Directions for this task: Retype the data below without altering anything.

Provided records:
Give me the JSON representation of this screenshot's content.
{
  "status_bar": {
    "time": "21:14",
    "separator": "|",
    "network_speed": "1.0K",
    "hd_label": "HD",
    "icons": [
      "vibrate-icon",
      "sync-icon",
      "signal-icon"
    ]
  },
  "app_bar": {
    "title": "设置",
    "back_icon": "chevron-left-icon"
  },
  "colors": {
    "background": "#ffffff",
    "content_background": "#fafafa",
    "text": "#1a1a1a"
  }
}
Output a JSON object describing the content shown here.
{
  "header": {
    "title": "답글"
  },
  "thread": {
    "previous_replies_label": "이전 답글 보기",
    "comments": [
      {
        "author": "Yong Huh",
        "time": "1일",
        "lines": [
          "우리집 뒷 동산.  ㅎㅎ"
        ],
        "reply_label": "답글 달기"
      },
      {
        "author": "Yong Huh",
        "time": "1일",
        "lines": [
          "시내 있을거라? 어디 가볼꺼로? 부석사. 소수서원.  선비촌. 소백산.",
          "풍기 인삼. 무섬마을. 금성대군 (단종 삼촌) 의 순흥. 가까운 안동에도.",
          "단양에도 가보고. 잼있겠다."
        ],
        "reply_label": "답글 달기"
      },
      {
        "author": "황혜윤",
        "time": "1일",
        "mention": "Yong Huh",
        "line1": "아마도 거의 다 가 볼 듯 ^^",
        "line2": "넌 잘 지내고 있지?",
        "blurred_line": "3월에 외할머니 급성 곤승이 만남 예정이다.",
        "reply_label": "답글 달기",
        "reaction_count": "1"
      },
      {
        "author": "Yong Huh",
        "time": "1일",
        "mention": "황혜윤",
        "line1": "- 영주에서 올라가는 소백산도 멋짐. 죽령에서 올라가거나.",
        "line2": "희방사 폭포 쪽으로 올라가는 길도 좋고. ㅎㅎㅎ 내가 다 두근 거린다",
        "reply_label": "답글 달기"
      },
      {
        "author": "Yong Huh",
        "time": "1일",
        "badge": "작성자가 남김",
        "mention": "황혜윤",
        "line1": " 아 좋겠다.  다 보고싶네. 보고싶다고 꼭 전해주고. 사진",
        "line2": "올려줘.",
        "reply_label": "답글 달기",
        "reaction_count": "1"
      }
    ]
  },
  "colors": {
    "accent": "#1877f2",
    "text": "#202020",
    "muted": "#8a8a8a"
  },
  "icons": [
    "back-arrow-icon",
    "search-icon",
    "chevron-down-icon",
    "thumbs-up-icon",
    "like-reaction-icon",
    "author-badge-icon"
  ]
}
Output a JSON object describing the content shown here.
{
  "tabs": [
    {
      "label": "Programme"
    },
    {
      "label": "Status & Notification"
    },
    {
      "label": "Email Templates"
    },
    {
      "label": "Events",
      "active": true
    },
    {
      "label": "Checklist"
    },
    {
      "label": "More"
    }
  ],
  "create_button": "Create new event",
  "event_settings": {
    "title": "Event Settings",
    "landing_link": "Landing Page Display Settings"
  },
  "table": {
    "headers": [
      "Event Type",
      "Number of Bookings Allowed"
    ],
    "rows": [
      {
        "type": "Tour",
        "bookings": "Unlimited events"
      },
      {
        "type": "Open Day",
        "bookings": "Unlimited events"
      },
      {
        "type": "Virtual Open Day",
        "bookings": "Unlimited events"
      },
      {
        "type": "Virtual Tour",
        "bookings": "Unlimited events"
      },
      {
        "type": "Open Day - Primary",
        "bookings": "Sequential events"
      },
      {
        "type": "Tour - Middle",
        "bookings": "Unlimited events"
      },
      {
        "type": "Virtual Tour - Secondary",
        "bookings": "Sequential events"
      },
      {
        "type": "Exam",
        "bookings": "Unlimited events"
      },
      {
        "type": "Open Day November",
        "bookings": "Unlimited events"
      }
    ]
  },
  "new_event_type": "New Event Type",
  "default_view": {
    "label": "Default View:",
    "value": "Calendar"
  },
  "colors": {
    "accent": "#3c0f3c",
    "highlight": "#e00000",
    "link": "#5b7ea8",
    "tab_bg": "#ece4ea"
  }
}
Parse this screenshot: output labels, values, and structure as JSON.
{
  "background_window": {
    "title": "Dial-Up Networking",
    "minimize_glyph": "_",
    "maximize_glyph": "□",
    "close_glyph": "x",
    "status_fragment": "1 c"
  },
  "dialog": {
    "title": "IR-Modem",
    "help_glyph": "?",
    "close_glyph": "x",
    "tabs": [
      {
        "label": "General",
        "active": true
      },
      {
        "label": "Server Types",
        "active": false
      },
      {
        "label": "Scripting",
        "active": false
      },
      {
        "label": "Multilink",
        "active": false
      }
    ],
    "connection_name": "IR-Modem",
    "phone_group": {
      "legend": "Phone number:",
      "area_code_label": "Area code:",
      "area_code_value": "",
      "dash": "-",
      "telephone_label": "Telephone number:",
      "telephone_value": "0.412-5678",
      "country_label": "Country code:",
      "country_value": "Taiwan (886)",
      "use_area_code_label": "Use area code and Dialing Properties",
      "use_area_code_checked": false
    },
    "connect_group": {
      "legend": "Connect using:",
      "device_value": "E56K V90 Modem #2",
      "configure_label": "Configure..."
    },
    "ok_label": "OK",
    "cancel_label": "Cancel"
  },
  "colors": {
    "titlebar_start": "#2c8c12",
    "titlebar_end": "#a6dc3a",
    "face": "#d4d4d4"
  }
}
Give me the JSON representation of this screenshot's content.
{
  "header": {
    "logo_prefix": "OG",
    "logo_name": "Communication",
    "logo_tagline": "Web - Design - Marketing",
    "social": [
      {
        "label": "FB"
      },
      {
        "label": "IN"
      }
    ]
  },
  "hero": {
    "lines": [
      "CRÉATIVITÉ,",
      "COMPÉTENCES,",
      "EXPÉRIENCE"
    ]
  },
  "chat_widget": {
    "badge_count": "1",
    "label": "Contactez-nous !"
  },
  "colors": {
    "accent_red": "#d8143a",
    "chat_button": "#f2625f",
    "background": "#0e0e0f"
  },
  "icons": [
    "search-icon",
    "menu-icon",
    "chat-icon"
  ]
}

Result for this exercise:
Give me the JSON representation of this screenshot's content.
{
  "status_bar": {
    "time": "21:14",
    "separator": "|",
    "network_speed": "1.0K",
    "hd_label": "HD",
    "icons": [
      "vibrate-icon",
      "sync-icon",
      "signal-icon"
    ]
  },
  "app_bar": {
    "title": "设置",
    "back_icon": "chevron-left-icon"
  },
  "colors": {
    "background": "#ffffff",
    "content_background": "#fafafa",
    "text": "#1a1a1a"
  }
}
Output a JSON object describing the content shown here.
{
  "header": {
    "title": "답글"
  },
  "thread": {
    "previous_replies_label": "이전 답글 보기",
    "comments": [
      {
        "author": "Yong Huh",
        "time": "1일",
        "lines": [
          "우리집 뒷 동산.  ㅎㅎ"
        ],
        "reply_label": "답글 달기"
      },
      {
        "author": "Yong Huh",
        "time": "1일",
        "lines": [
          "시내 있을거라? 어디 가볼꺼로? 부석사. 소수서원.  선비촌. 소백산.",
          "풍기 인삼. 무섬마을. 금성대군 (단종 삼촌) 의 순흥. 가까운 안동에도.",
          "단양에도 가보고. 잼있겠다."
        ],
        "reply_label": "답글 달기"
      },
      {
        "author": "황혜윤",
        "time": "1일",
        "mention": "Yong Huh",
        "line1": "아마도 거의 다 가 볼 듯 ^^",
        "line2": "넌 잘 지내고 있지?",
        "blurred_line": "3월에 외할머니 급성 곤승이 만남 예정이다.",
        "reply_label": "답글 달기",
        "reaction_count": "1"
      },
      {
        "author": "Yong Huh",
        "time": "1일",
        "mention": "황혜윤",
        "line1": "- 영주에서 올라가는 소백산도 멋짐. 죽령에서 올라가거나.",
        "line2": "희방사 폭포 쪽으로 올라가는 길도 좋고. ㅎㅎㅎ 내가 다 두근 거린다",
        "reply_label": "답글 달기"
      },
      {
        "author": "Yong Huh",
        "time": "1일",
        "badge": "작성자가 남김",
        "mention": "황혜윤",
        "line1": " 아 좋겠다.  다 보고싶네. 보고싶다고 꼭 전해주고. 사진",
        "line2": "올려줘.",
        "reply_label": "답글 달기",
        "reaction_count": "1"
      }
    ]
  },
  "colors": {
    "accent": "#1877f2",
    "text": "#202020",
    "muted": "#8a8a8a"
  },
  "icons": [
    "back-arrow-icon",
    "search-icon",
    "chevron-down-icon",
    "thumbs-up-icon",
    "like-reaction-icon",
    "author-badge-icon"
  ]
}
Output a JSON object describing the content shown here.
{
  "tabs": [
    {
      "label": "Programme"
    },
    {
      "label": "Status & Notification"
    },
    {
      "label": "Email Templates"
    },
    {
      "label": "Events",
      "active": true
    },
    {
      "label": "Checklist"
    },
    {
      "label": "More"
    }
  ],
  "create_button": "Create new event",
  "event_settings": {
    "title": "Event Settings",
    "landing_link": "Landing Page Display Settings"
  },
  "table": {
    "headers": [
      "Event Type",
      "Number of Bookings Allowed"
    ],
    "rows": [
      {
        "type": "Tour",
        "bookings": "Unlimited events"
      },
      {
        "type": "Open Day",
        "bookings": "Unlimited events"
      },
      {
        "type": "Virtual Open Day",
        "bookings": "Unlimited events"
      },
      {
        "type": "Virtual Tour",
        "bookings": "Unlimited events"
      },
      {
        "type": "Open Day - Primary",
        "bookings": "Sequential events"
      },
      {
        "type": "Tour - Middle",
        "bookings": "Unlimited events"
      },
      {
        "type": "Virtual Tour - Secondary",
        "bookings": "Sequential events"
      },
      {
        "type": "Exam",
        "bookings": "Unlimited events"
      },
      {
        "type": "Open Day November",
        "bookings": "Unlimited events"
      }
    ]
  },
  "new_event_type": "New Event Type",
  "default_view": {
    "label": "Default View:",
    "value": "Calendar"
  },
  "colors": {
    "accent": "#3c0f3c",
    "highlight": "#e00000",
    "link": "#5b7ea8",
    "tab_bg": "#ece4ea"
  }
}
Parse this screenshot: output labels, values, and structure as JSON.
{
  "background_window": {
    "title": "Dial-Up Networking",
    "minimize_glyph": "_",
    "maximize_glyph": "□",
    "close_glyph": "x",
    "status_fragment": "1 c"
  },
  "dialog": {
    "title": "IR-Modem",
    "help_glyph": "?",
    "close_glyph": "x",
    "tabs": [
      {
        "label": "General",
        "active": true
      },
      {
        "label": "Server Types",
        "active": false
      },
      {
        "label": "Scripting",
        "active": false
      },
      {
        "label": "Multilink",
        "active": false
      }
    ],
    "connection_name": "IR-Modem",
    "phone_group": {
      "legend": "Phone number:",
      "area_code_label": "Area code:",
      "area_code_value": "",
      "dash": "-",
      "telephone_label": "Telephone number:",
      "telephone_value": "0.412-5678",
      "country_label": "Country code:",
      "country_value": "Taiwan (886)",
      "use_area_code_label": "Use area code and Dialing Properties",
      "use_area_code_checked": false
    },
    "connect_group": {
      "legend": "Connect using:",
      "device_value": "E56K V90 Modem #2",
      "configure_label": "Configure..."
    },
    "ok_label": "OK",
    "cancel_label": "Cancel"
  },
  "colors": {
    "titlebar_start": "#2c8c12",
    "titlebar_end": "#a6dc3a",
    "face": "#d4d4d4"
  }
}
Give me the JSON representation of this screenshot's content.
{
  "header": {
    "logo_prefix": "OG",
    "logo_name": "Communication",
    "logo_tagline": "Web - Design - Marketing",
    "social": [
      {
        "label": "FB"
      },
      {
        "label": "IN"
      }
    ]
  },
  "hero": {
    "lines": [
      "CRÉATIVITÉ,",
      "COMPÉTENCES,",
      "EXPÉRIENCE"
    ]
  },
  "chat_widget": {
    "badge_count": "1",
    "label": "Contactez-nous !"
  },
  "colors": {
    "accent_red": "#d8143a",
    "chat_button": "#f2625f",
    "background": "#0e0e0f"
  },
  "icons": [
    "search-icon",
    "menu-icon",
    "chat-icon"
  ]
}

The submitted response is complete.